**Task**
Which of the lines in the data below contain the string "wallpapers"? Copy each of them.

(Data entries)
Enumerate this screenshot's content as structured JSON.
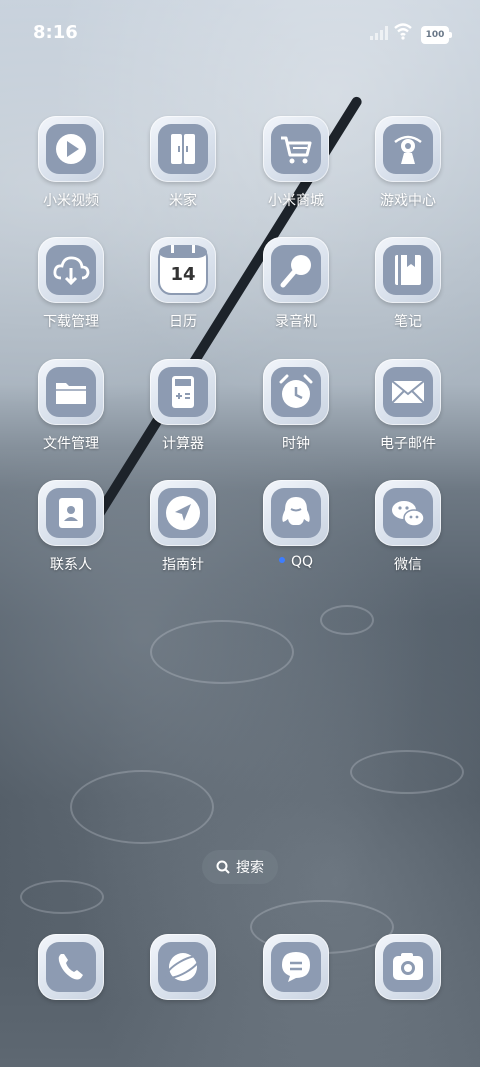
{
  "status_bar": {
    "time": "8:16",
    "battery": "100"
  },
  "apps": [
    {
      "label": "小米视频",
      "icon": "video-play-icon"
    },
    {
      "label": "米家",
      "icon": "mijia-door-icon"
    },
    {
      "label": "小米商城",
      "icon": "shopping-cart-icon"
    },
    {
      "label": "游戏中心",
      "icon": "game-center-icon"
    },
    {
      "label": "下载管理",
      "icon": "cloud-download-icon"
    },
    {
      "label": "日历",
      "icon": "calendar-icon",
      "day": "14"
    },
    {
      "label": "录音机",
      "icon": "microphone-icon"
    },
    {
      "label": "笔记",
      "icon": "notebook-icon"
    },
    {
      "label": "文件管理",
      "icon": "folder-icon"
    },
    {
      "label": "计算器",
      "icon": "calculator-icon"
    },
    {
      "label": "时钟",
      "icon": "alarm-clock-icon"
    },
    {
      "label": "电子邮件",
      "icon": "mail-icon"
    },
    {
      "label": "联系人",
      "icon": "contacts-icon"
    },
    {
      "label": "指南针",
      "icon": "compass-icon"
    },
    {
      "label": "QQ",
      "icon": "qq-penguin-icon",
      "new_badge": true
    },
    {
      "label": "微信",
      "icon": "wechat-icon"
    }
  ],
  "search": {
    "label": "搜索"
  },
  "dock": [
    {
      "icon": "phone-icon"
    },
    {
      "icon": "browser-planet-icon"
    },
    {
      "icon": "message-icon"
    },
    {
      "icon": "camera-icon"
    }
  ],
  "colors": {
    "icon_fg": "#ffffff",
    "icon_bg": "#8d9bb2",
    "badge_dot": "#3d7dff"
  }
}
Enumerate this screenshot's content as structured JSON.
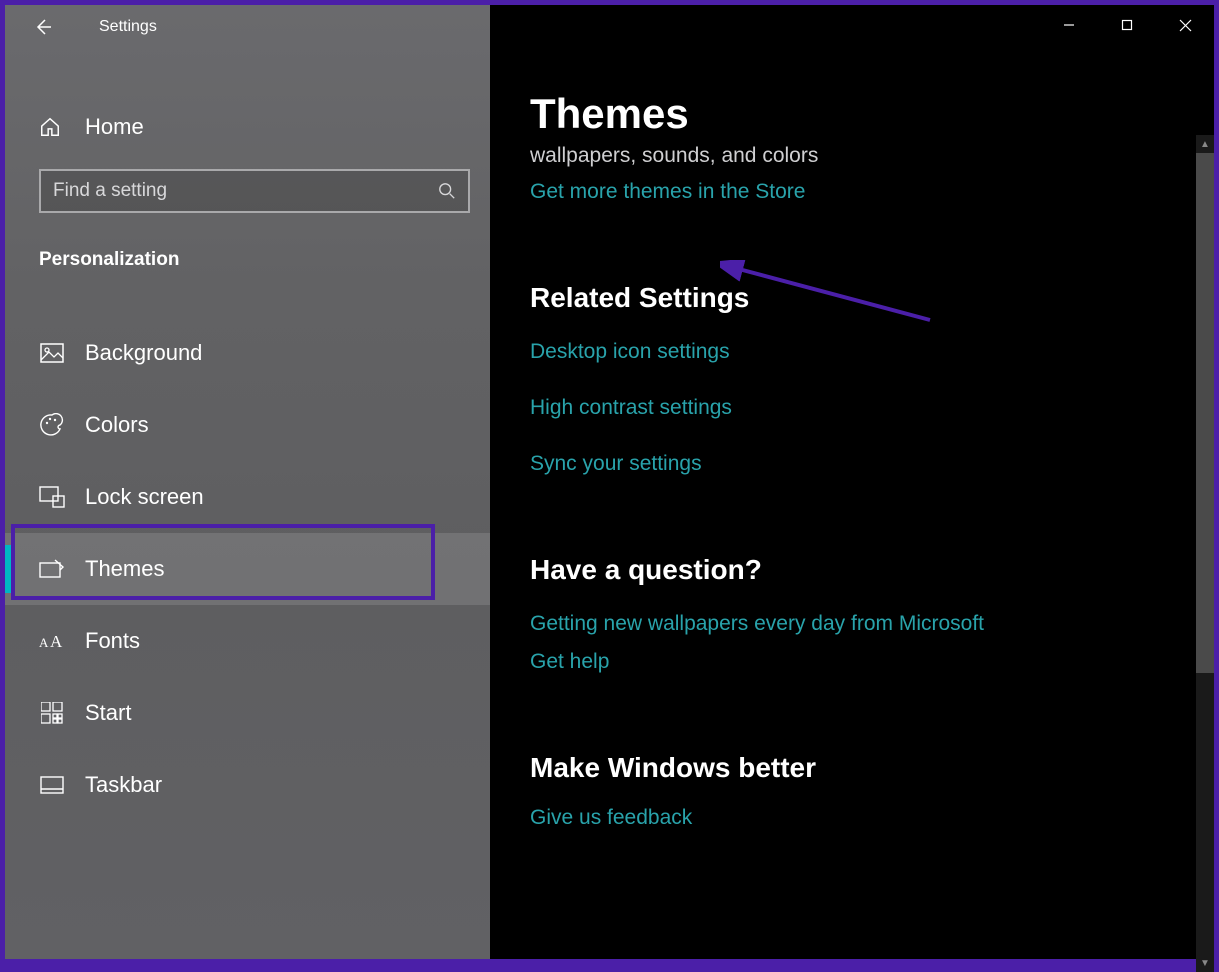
{
  "window": {
    "title": "Settings"
  },
  "sidebar": {
    "home_label": "Home",
    "search_placeholder": "Find a setting",
    "category": "Personalization",
    "items": [
      {
        "label": "Background",
        "icon": "picture-icon",
        "selected": false
      },
      {
        "label": "Colors",
        "icon": "palette-icon",
        "selected": false
      },
      {
        "label": "Lock screen",
        "icon": "lockscreen-icon",
        "selected": false
      },
      {
        "label": "Themes",
        "icon": "themes-icon",
        "selected": true
      },
      {
        "label": "Fonts",
        "icon": "fonts-icon",
        "selected": false
      },
      {
        "label": "Start",
        "icon": "start-icon",
        "selected": false
      },
      {
        "label": "Taskbar",
        "icon": "taskbar-icon",
        "selected": false
      }
    ]
  },
  "main": {
    "title": "Themes",
    "subtitle": "wallpapers, sounds, and colors",
    "store_link": "Get more themes in the Store",
    "related_heading": "Related Settings",
    "related_links": [
      "Desktop icon settings",
      "High contrast settings",
      "Sync your settings"
    ],
    "question_heading": "Have a question?",
    "question_links": [
      "Getting new wallpapers every day from Microsoft",
      "Get help"
    ],
    "better_heading": "Make Windows better",
    "better_link": "Give us feedback"
  },
  "annotation": {
    "color": "#4b1fa8"
  }
}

**Result**
    "subtitle": "wallpapers, sounds, and colors",
      "Getting new wallpapers every day from Microsoft",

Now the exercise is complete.